## DATA SHOWN:
• • • • •

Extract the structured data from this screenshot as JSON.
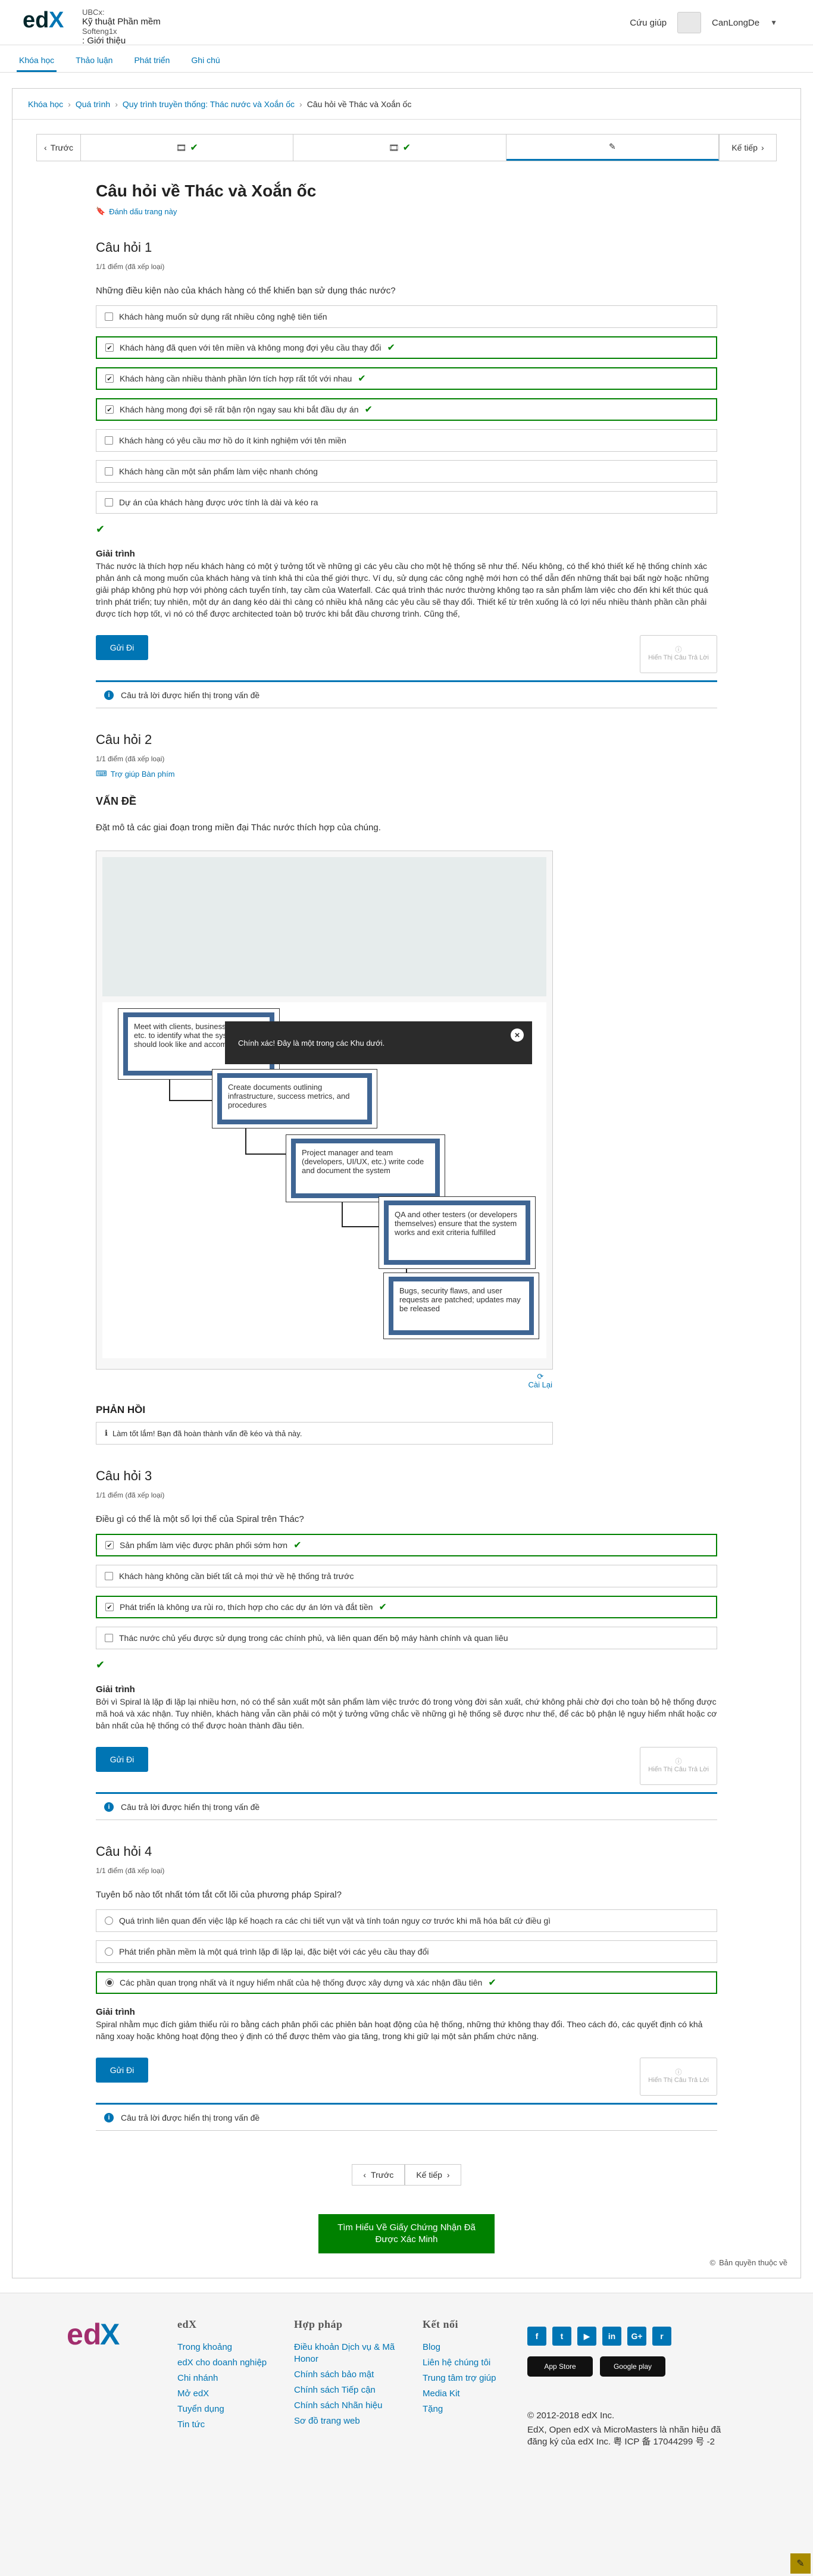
{
  "header": {
    "org_label": "UBCx:",
    "course_name": "Kỹ thuật Phần mềm",
    "course_code": "Softeng1x",
    "section": ": Giới thiệu",
    "help": "Cứu giúp",
    "username": "CanLongDe"
  },
  "tabs": [
    "Khóa học",
    "Thảo luận",
    "Phát triển",
    "Ghi chú"
  ],
  "breadcrumb": [
    "Khóa học",
    "Quá trình",
    "Quy trình truyền thống: Thác nước và Xoắn ốc",
    "Câu hỏi về Thác và Xoắn ốc"
  ],
  "seq": {
    "prev": "Trước",
    "next": "Kế tiếp"
  },
  "unit_title": "Câu hỏi về Thác và Xoắn ốc",
  "bookmark": "Đánh dấu trang này",
  "common": {
    "score": "1/1 điểm (đã xếp loại)",
    "submit": "Gửi Đi",
    "show_answer": "Hiển Thị Câu Trả Lời",
    "explanation_heading": "Giải trình",
    "notice": "Câu trả lời được hiển thị trong vấn đề"
  },
  "q1": {
    "title": "Câu hỏi 1",
    "stem": "Những điều kiện nào của khách hàng có thể khiến bạn sử dụng thác nước?",
    "options": [
      {
        "text": "Khách hàng muốn sử dụng rất nhiều công nghệ tiên tiến",
        "checked": false
      },
      {
        "text": "Khách hàng đã quen với tên miền và không mong đợi yêu cầu thay đổi",
        "checked": true
      },
      {
        "text": "Khách hàng cần nhiều thành phần lớn tích hợp rất tốt với nhau",
        "checked": true
      },
      {
        "text": "Khách hàng mong đợi sẽ rất bận rộn ngay sau khi bắt đầu dự án",
        "checked": true
      },
      {
        "text": "Khách hàng có yêu cầu mơ hồ do ít kinh nghiệm với tên miền",
        "checked": false
      },
      {
        "text": "Khách hàng cần một sản phẩm làm việc nhanh chóng",
        "checked": false
      },
      {
        "text": "Dự án của khách hàng được ước tính là dài và kéo ra",
        "checked": false
      }
    ],
    "explanation": "Thác nước là thích hợp nếu khách hàng có một ý tưởng tốt về những gì các yêu cầu cho một hệ thống sẽ như thế. Nếu không, có thể khó thiết kế hệ thống chính xác phản ánh cả mong muốn của khách hàng và tính khả thi của thế giới thực. Ví dụ, sử dụng các công nghệ mới hơn có thể dẫn đến những thất bại bất ngờ hoặc những giải pháp không phù hợp với phòng cách tuyển tính, tay cầm của Waterfall. Các quá trình thác nước thường không tạo ra sản phẩm làm việc cho đến khi kết thúc quá trình phát triển; tuy nhiên, một dự án dang kéo dài thì càng có nhiều khả năng các yêu cầu sẽ thay đổi. Thiết kế từ trên xuống là có lợi nếu nhiều thành phần cần phải được tích hợp tốt, vì nó có thể được architected toàn bộ trước khi bắt đầu chương trình. Cũng thế,"
  },
  "q2": {
    "title": "Câu hỏi 2",
    "hint": "Trợ giúp Bàn phím",
    "section": "VẤN ĐỀ",
    "stem": "Đặt mô tả các giai đoạn trong miền đại Thác nước thích hợp của chúng.",
    "steps": [
      "Meet with clients, business analysts, etc. to identify what the system should look like and accomplish",
      "Create documents outlining infrastructure, success metrics, and procedures",
      "Project manager and team (developers, UI/UX, etc.) write code and document the system",
      "QA and other testers (or developers themselves) ensure that the system works and exit criteria fulfilled",
      "Bugs, security flaws, and user requests are patched; updates may be released"
    ],
    "tooltip": "Chính xác! Đây là một trong các Khu dưới.",
    "reset": "Cài Lại",
    "feedback_heading": "PHẢN HỒI",
    "feedback": "Làm tốt lắm! Bạn đã hoàn thành vấn đề kéo và thả này."
  },
  "q3": {
    "title": "Câu hỏi 3",
    "stem": "Điều gì có thể là một số lợi thế của Spiral trên Thác?",
    "options": [
      {
        "text": "Sản phẩm làm việc được phân phối sớm hơn",
        "checked": true
      },
      {
        "text": "Khách hàng không cần biết tất cả mọi thứ về hệ thống trả trước",
        "checked": false
      },
      {
        "text": "Phát triển là không ưa rủi ro, thích hợp cho các dự án lớn và đắt tiền",
        "checked": true
      },
      {
        "text": "Thác nước chủ yếu được sử dụng trong các chính phủ, và liên quan đến bộ máy hành chính và quan liêu",
        "checked": false
      }
    ],
    "explanation": "Bởi vì Spiral là lặp đi lặp lại nhiều hơn, nó có thể sản xuất một sản phẩm làm việc trước đó trong vòng đời sản xuất, chứ không phải chờ đợi cho toàn bộ hệ thống được mã hoá và xác nhận. Tuy nhiên, khách hàng vẫn cần phải có một ý tưởng vững chắc về những gì hệ thống sẽ được như thế, để các bộ phận lệ nguy hiểm nhất hoặc cơ bản nhất của hệ thống có thể được hoàn thành đầu tiên."
  },
  "q4": {
    "title": "Câu hỏi 4",
    "stem": "Tuyên bố nào tốt nhất tóm tắt cốt lõi của phương pháp Spiral?",
    "options": [
      {
        "text": "Quá trình liên quan đến việc lập kế hoạch ra các chi tiết vụn vặt và tính toán nguy cơ trước khi mã hóa bất cứ điều gì",
        "checked": false
      },
      {
        "text": "Phát triển phần mềm là một quá trình lặp đi lặp lại, đặc biệt với các yêu cầu thay đổi",
        "checked": false
      },
      {
        "text": "Các phần quan trọng nhất và ít nguy hiểm nhất của hệ thống được xây dựng và xác nhận đầu tiên",
        "checked": true
      }
    ],
    "explanation": "Spiral nhằm mục đích giảm thiểu rủi ro bằng cách phân phối các phiên bản hoạt động của hệ thống, những thứ không thay đổi. Theo cách đó, các quyết định có khả năng xoay hoặc không hoạt động theo ý định có thể được thêm vào gia tăng, trong khi giữ lại một sản phẩm chức năng."
  },
  "bottom_nav": {
    "prev": "Trước",
    "next": "Kế tiếp"
  },
  "certificate": "Tìm Hiểu Về Giấy Chứng Nhận Đã Được Xác Minh",
  "copyright_notice": "Bản quyền thuộc về",
  "footer": {
    "col1": {
      "heading": "edX",
      "links": [
        "Trong khoảng",
        "edX cho doanh nghiệp",
        "Chi nhánh",
        "Mở edX",
        "Tuyển dụng",
        "Tin tức"
      ]
    },
    "col2": {
      "heading": "Hợp pháp",
      "links": [
        "Điều khoản Dịch vụ & Mã Honor",
        "Chính sách bảo mật",
        "Chính sách Tiếp cận",
        "Chính sách Nhãn hiệu",
        "Sơ đồ trang web"
      ]
    },
    "col3": {
      "heading": "Kết nối",
      "links": [
        "Blog",
        "Liên hệ chúng tôi",
        "Trung tâm trợ giúp",
        "Media Kit",
        "Tặng"
      ]
    },
    "social": [
      "f",
      "t",
      "▶",
      "in",
      "G+",
      "r"
    ],
    "store_apple": "App Store",
    "store_google": "Google play",
    "legal": [
      "© 2012-2018 edX Inc.",
      "EdX, Open edX và MicroMasters là nhãn hiệu đã đăng ký của edX Inc. 粤 ICP 备 17044299 号 -2"
    ]
  }
}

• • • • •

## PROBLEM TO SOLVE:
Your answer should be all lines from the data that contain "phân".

## OUTPUT FOR THIS EXERCISE:
        "text": "Sản phẩm làm việc được phân phối sớm hơn",
    "explanation": "Spiral nhằm mục đích giảm thiểu rủi ro bằng cách phân phối các phiên bản hoạt động của hệ thống, những thứ không thay đổi. Theo cách đó, các quyết định có khả năng xoay hoặc không hoạt động theo ý định có thể được thêm vào gia tăng, trong khi giữ lại một sản phẩm chức năng."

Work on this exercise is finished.